The Simulation Hypothesis holds that alien races (or future versions of humanity) will eventually get the computing power and programming techniques to simulate the whole universe and that when they do, they will probably do so millions of times, meaning that most universes are simulations, and thus the odds that this universe is not a simulation are vanishingly small.
Oh my God are there a lot of problems with this argument. Such as: why is it foreordained that computer science will eventually attain the power to simulate whole universes, including autonomous, conscious beings? There is no way to predict whether you are standing on the upslope of a power-law curve or an S-curve that's about to level off, until you get farther along the curve.
Then there's the assumptions about the inevitable conduct of alien races with vastly more advanced computing power than us. This isn't a falsifiable hypothesis, it's a mere fancy. I can conceive of alien races that engage in lots of conduct that doesn't end with simulating the Earth, let alone millions of them. Elon Musk's ability to found a company that makes self-driving cars does not give him the ability to make sound predictions about the aspirations of hypothetical alien races in the distant future.
Finally, there's the statistical card that's being palmed there. Here are some other versions of this argument: the likelihood of your parents meeting and the specific sperm and egg cell making rendezvous are infinitesimal, compared with all the other possible outcomes, therefore God ordained that you would be born, because the probability of it happening on its own is vanishingly small.
Here's another version: the universe's timespan is unimaginably long. The human lifespan is comparatively so small that it barely exists. The likelihood that you are alive at any given moment is thus a tiny number divided by a number so large that the result is largely indistinguishable from zero, and remains zero-ish unless you are actually immortal.
Therefore you are immortal.
But let's put those quibbles aside and dig into some physics, shall we? Theoretical physicists from Oxford just published Quantized gravitational responses, the sign problem, and quantum complexity in Science Advances, in which they document the geometric complexity of computing the location of particles that make up the universe.
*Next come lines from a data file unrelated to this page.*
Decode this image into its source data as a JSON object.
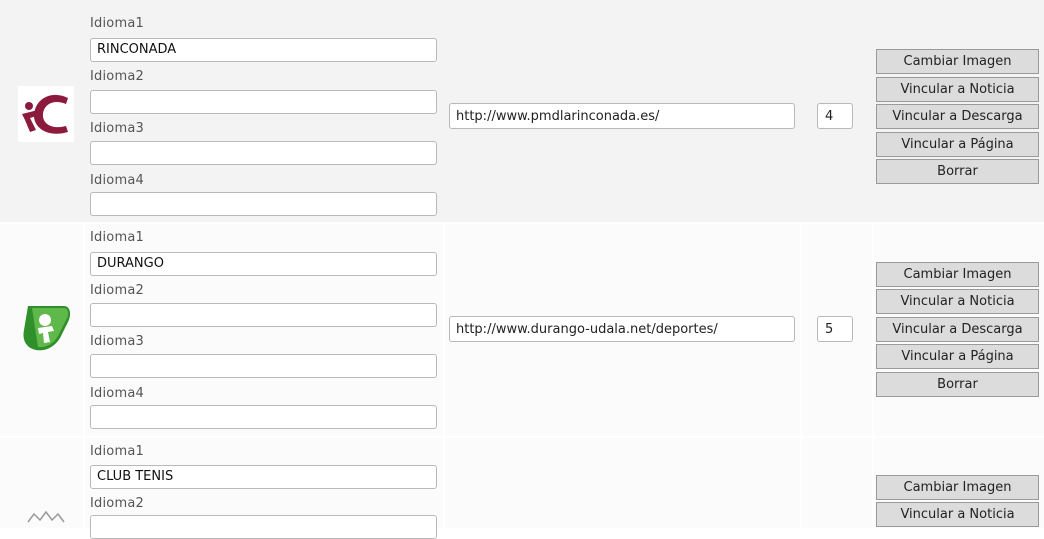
{
  "rows": [
    {
      "logo": "rinconada-logo",
      "names": [
        {
          "label": "Idioma1",
          "value": "RINCONADA"
        },
        {
          "label": "Idioma2",
          "value": ""
        },
        {
          "label": "Idioma3",
          "value": ""
        },
        {
          "label": "Idioma4",
          "value": ""
        }
      ],
      "url": "http://www.pmdlarinconada.es/",
      "order": "4"
    },
    {
      "logo": "durango-logo",
      "names": [
        {
          "label": "Idioma1",
          "value": "DURANGO"
        },
        {
          "label": "Idioma2",
          "value": ""
        },
        {
          "label": "Idioma3",
          "value": ""
        },
        {
          "label": "Idioma4",
          "value": ""
        }
      ],
      "url": "http://www.durango-udala.net/deportes/",
      "order": "5"
    },
    {
      "logo": "club-tenis-logo",
      "names": [
        {
          "label": "Idioma1",
          "value": "CLUB TENIS"
        },
        {
          "label": "Idioma2",
          "value": ""
        }
      ]
    }
  ],
  "actions": {
    "change_image": "Cambiar Imagen",
    "link_news": "Vincular a Noticia",
    "link_download": "Vincular a Descarga",
    "link_page": "Vincular a Página",
    "delete": "Borrar"
  },
  "colors": {
    "rinconada_logo": "#8b1a3c",
    "durango_logo": "#2f8f2a"
  }
}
It turns out that figuring out these particles' locations scales at n^2, meaning the amount of computing power needed doubles with each additional particle, which means that "storing information about a couple of hundred electrons would require a computer memory that would physically require more atoms than exist in the universe."
So unless this is one of the tricksy rules set up by our hypothetical alien Matrix-crafters, we are not living in a simulation.
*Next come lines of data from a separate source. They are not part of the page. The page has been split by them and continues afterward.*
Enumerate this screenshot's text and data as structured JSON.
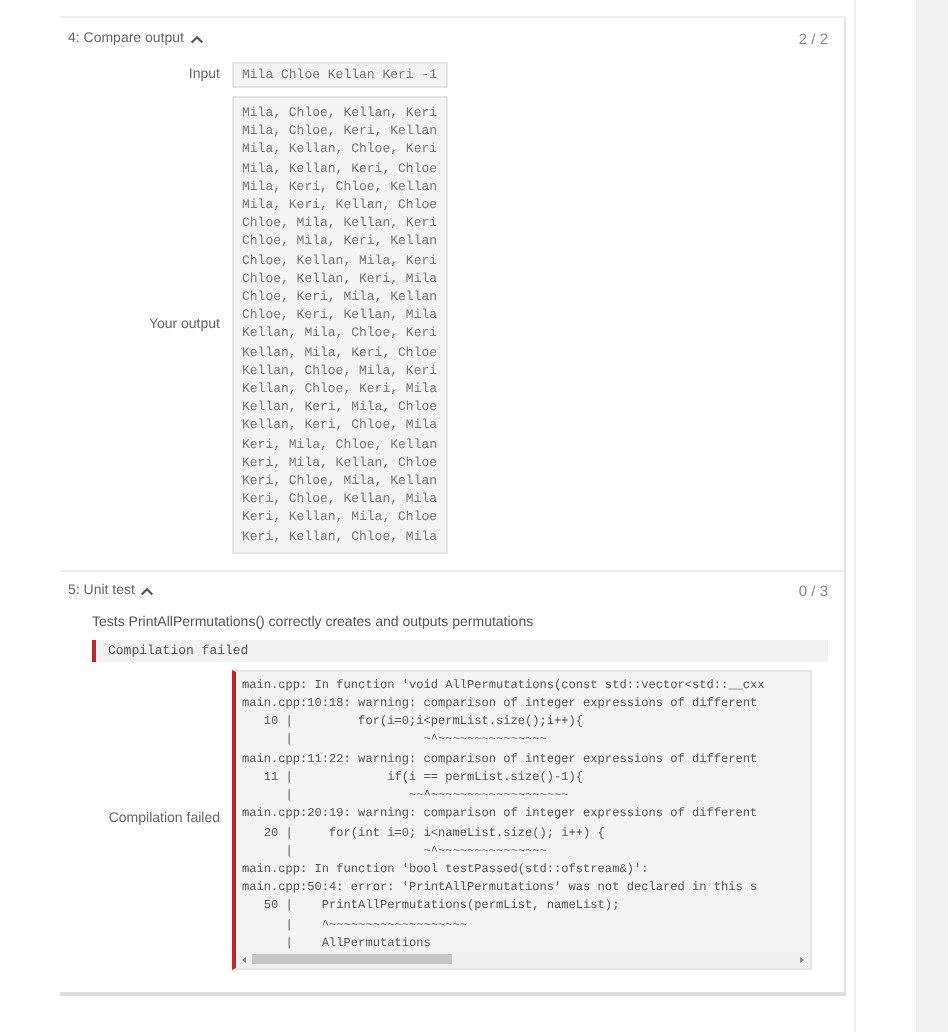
{
  "compare_output": {
    "title": "4: Compare output",
    "expanded": true,
    "score": "2 / 2",
    "input_label": "Input",
    "input_value": "Mila Chloe Kellan Keri -1",
    "output_label": "Your output",
    "output_lines": [
      "Mila, Chloe, Kellan, Keri",
      "Mila, Chloe, Keri, Kellan",
      "Mila, Kellan, Chloe, Keri",
      "Mila, Kellan, Keri, Chloe",
      "Mila, Keri, Chloe, Kellan",
      "Mila, Keri, Kellan, Chloe",
      "Chloe, Mila, Kellan, Keri",
      "Chloe, Mila, Keri, Kellan",
      "Chloe, Kellan, Mila, Keri",
      "Chloe, Kellan, Keri, Mila",
      "Chloe, Keri, Mila, Kellan",
      "Chloe, Keri, Kellan, Mila",
      "Kellan, Mila, Chloe, Keri",
      "Kellan, Mila, Keri, Chloe",
      "Kellan, Chloe, Mila, Keri",
      "Kellan, Chloe, Keri, Mila",
      "Kellan, Keri, Mila, Chloe",
      "Kellan, Keri, Chloe, Mila",
      "Keri, Mila, Chloe, Kellan",
      "Keri, Mila, Kellan, Chloe",
      "Keri, Chloe, Mila, Kellan",
      "Keri, Chloe, Kellan, Mila",
      "Keri, Kellan, Mila, Chloe",
      "Keri, Kellan, Chloe, Mila"
    ]
  },
  "unit_test": {
    "title": "5: Unit test",
    "expanded": true,
    "score": "0 / 3",
    "description": "Tests PrintAllPermutations() correctly creates and outputs permutations",
    "result": "Compilation failed",
    "output_label": "Compilation failed",
    "compiler_lines": [
      "main.cpp: In function 'void AllPermutations(const std::vector<std::__cxx",
      "main.cpp:10:18: warning: comparison of integer expressions of different",
      "   10 |         for(i=0;i<permList.size();i++){",
      "      |                  ~^~~~~~~~~~~~~~~~",
      "main.cpp:11:22: warning: comparison of integer expressions of different",
      "   11 |             if(i == permList.size()-1){",
      "      |                ~~^~~~~~~~~~~~~~~~~~~~",
      "main.cpp:20:19: warning: comparison of integer expressions of different",
      "   20 |     for(int i=0; i<nameList.size(); i++) {",
      "      |                  ~^~~~~~~~~~~~~~~~",
      "main.cpp: In function 'bool testPassed(std::ofstream&)':",
      "main.cpp:50:4: error: 'PrintAllPermutations' was not declared in this s",
      "   50 |    PrintAllPermutations(permList, nameList);",
      "      |    ^~~~~~~~~~~~~~~~~~~~",
      "      |    AllPermutations"
    ]
  }
}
You are, however, immortal.
The researchers note that there are a number of other known quantum interactions for which predictive algorithms have not yet been found. They suggest that for some of these they may in fact never be found.
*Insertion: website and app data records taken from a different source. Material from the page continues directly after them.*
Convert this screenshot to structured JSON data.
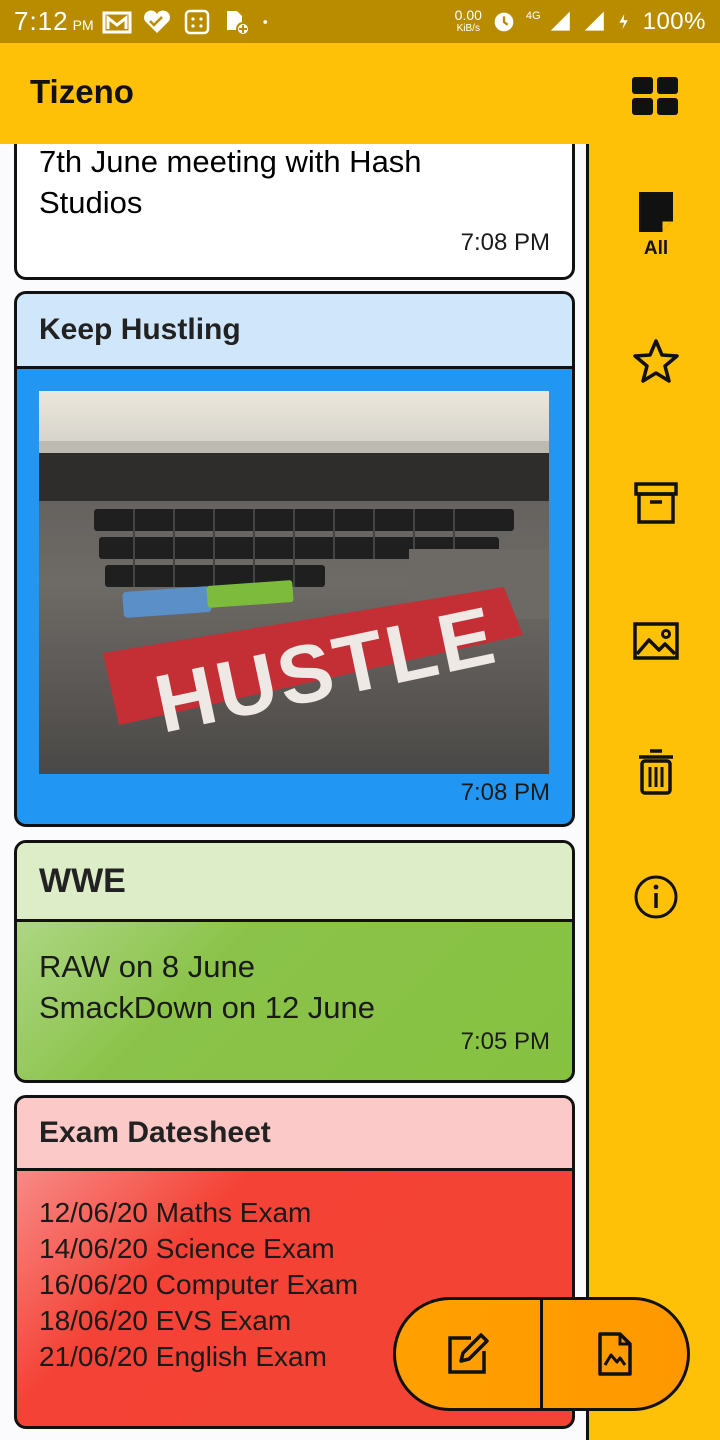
{
  "status_bar": {
    "time": "7:12",
    "ampm": "PM",
    "net_speed_value": "0.00",
    "net_speed_unit": "KiB/s",
    "network": "4G",
    "battery": "100%",
    "icons": [
      "gmail-icon",
      "health-icon",
      "calculator-icon",
      "file-icon",
      "dot-icon",
      "alarm-icon",
      "signal-icon",
      "charging-icon"
    ]
  },
  "app_bar": {
    "title": "Tizeno",
    "grid_icon": "grid-view-icon"
  },
  "side_rail": {
    "items": [
      {
        "icon": "note-icon",
        "label": "All",
        "selected": true
      },
      {
        "icon": "star-icon",
        "label": ""
      },
      {
        "icon": "archive-icon",
        "label": ""
      },
      {
        "icon": "image-icon",
        "label": ""
      },
      {
        "icon": "trash-icon",
        "label": ""
      },
      {
        "icon": "info-icon",
        "label": ""
      }
    ]
  },
  "notes": [
    {
      "title": "",
      "body": "7th June meeting with Hash\nStudios",
      "time": "7:08 PM",
      "color": "#ffffff"
    },
    {
      "title": "Keep Hustling",
      "body": "",
      "has_image": true,
      "time": "7:08 PM",
      "color": "#2196f3",
      "header_color": "#cfe6fb"
    },
    {
      "title": "WWE",
      "body": "RAW on 8 June\nSmackDown on 12 June",
      "time": "7:05 PM",
      "color": "#8bc34a",
      "header_color": "#dcedc8"
    },
    {
      "title": "Exam Datesheet",
      "body": "12/06/20 Maths Exam\n14/06/20 Science Exam\n16/06/20 Computer Exam\n18/06/20 EVS Exam\n21/06/20 English Exam",
      "color": "#f44336",
      "header_color": "#fbc9c7"
    }
  ],
  "image_text": "HUSTLE",
  "fab": {
    "left_icon": "edit-note-icon",
    "right_icon": "image-note-icon",
    "color": "#ff9800"
  }
}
And given the physically impossible amount of computer grunt needed to store information for just one member of this subset, fears that we might be unknowingly living in some vast version of The Matrix can now be put to rest.
Physicists find we're not living in a computer simulation
[Andrew Masterson/Cosmos] (site currently down, Google cached copy)
via Naked Capitalism)